Brief - The answer must consist of the records, repeated exactly.

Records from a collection
# # # # # # #

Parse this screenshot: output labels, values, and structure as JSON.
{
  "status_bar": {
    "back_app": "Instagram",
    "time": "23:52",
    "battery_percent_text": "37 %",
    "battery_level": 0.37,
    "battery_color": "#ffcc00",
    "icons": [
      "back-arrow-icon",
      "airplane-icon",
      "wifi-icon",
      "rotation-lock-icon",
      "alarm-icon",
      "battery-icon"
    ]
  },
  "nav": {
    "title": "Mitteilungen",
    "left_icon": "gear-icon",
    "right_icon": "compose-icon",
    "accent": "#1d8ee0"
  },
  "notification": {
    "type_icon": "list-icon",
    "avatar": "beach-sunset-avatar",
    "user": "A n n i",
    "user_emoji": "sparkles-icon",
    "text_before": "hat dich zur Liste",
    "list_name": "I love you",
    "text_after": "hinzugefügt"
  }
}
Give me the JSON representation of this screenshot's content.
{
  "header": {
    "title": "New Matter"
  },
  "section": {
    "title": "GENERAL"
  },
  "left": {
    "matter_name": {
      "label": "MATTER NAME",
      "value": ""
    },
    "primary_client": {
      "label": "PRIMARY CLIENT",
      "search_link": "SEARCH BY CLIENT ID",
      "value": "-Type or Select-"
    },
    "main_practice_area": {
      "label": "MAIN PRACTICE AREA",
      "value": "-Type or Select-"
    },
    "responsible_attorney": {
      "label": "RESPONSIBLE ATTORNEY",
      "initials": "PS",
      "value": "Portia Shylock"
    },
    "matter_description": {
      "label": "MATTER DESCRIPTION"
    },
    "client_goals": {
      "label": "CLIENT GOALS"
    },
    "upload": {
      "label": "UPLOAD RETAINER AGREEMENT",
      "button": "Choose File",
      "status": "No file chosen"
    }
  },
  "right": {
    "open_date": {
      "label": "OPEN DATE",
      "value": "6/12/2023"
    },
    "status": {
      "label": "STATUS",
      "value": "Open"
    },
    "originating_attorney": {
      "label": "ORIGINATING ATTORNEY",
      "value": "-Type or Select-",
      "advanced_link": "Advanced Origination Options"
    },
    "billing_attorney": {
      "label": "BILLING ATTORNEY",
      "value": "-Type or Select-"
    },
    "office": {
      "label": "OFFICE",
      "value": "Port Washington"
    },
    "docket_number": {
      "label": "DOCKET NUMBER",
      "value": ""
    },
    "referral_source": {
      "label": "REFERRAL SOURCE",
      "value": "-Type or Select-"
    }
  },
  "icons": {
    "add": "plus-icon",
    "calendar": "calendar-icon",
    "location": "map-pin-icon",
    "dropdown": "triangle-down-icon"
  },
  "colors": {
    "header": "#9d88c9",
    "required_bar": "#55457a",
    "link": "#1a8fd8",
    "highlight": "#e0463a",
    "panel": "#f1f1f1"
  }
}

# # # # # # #

Reply to the task -
Parse this screenshot: output labels, values, and structure as JSON.
{
  "status_bar": {
    "back_app": "Instagram",
    "time": "23:52",
    "battery_percent_text": "37 %",
    "battery_level": 0.37,
    "battery_color": "#ffcc00",
    "icons": [
      "back-arrow-icon",
      "airplane-icon",
      "wifi-icon",
      "rotation-lock-icon",
      "alarm-icon",
      "battery-icon"
    ]
  },
  "nav": {
    "title": "Mitteilungen",
    "left_icon": "gear-icon",
    "right_icon": "compose-icon",
    "accent": "#1d8ee0"
  },
  "notification": {
    "type_icon": "list-icon",
    "avatar": "beach-sunset-avatar",
    "user": "A n n i",
    "user_emoji": "sparkles-icon",
    "text_before": "hat dich zur Liste",
    "list_name": "I love you",
    "text_after": "hinzugefügt"
  }
}
Give me the JSON representation of this screenshot's content.
{
  "header": {
    "title": "New Matter"
  },
  "section": {
    "title": "GENERAL"
  },
  "left": {
    "matter_name": {
      "label": "MATTER NAME",
      "value": ""
    },
    "primary_client": {
      "label": "PRIMARY CLIENT",
      "search_link": "SEARCH BY CLIENT ID",
      "value": "-Type or Select-"
    },
    "main_practice_area": {
      "label": "MAIN PRACTICE AREA",
      "value": "-Type or Select-"
    },
    "responsible_attorney": {
      "label": "RESPONSIBLE ATTORNEY",
      "initials": "PS",
      "value": "Portia Shylock"
    },
    "matter_description": {
      "label": "MATTER DESCRIPTION"
    },
    "client_goals": {
      "label": "CLIENT GOALS"
    },
    "upload": {
      "label": "UPLOAD RETAINER AGREEMENT",
      "button": "Choose File",
      "status": "No file chosen"
    }
  },
  "right": {
    "open_date": {
      "label": "OPEN DATE",
      "value": "6/12/2023"
    },
    "status": {
      "label": "STATUS",
      "value": "Open"
    },
    "originating_attorney": {
      "label": "ORIGINATING ATTORNEY",
      "value": "-Type or Select-",
      "advanced_link": "Advanced Origination Options"
    },
    "billing_attorney": {
      "label": "BILLING ATTORNEY",
      "value": "-Type or Select-"
    },
    "office": {
      "label": "OFFICE",
      "value": "Port Washington"
    },
    "docket_number": {
      "label": "DOCKET NUMBER",
      "value": ""
    },
    "referral_source": {
      "label": "REFERRAL SOURCE",
      "value": "-Type or Select-"
    }
  },
  "icons": {
    "add": "plus-icon",
    "calendar": "calendar-icon",
    "location": "map-pin-icon",
    "dropdown": "triangle-down-icon"
  },
  "colors": {
    "header": "#9d88c9",
    "required_bar": "#55457a",
    "link": "#1a8fd8",
    "highlight": "#e0463a",
    "panel": "#f1f1f1"
  }
}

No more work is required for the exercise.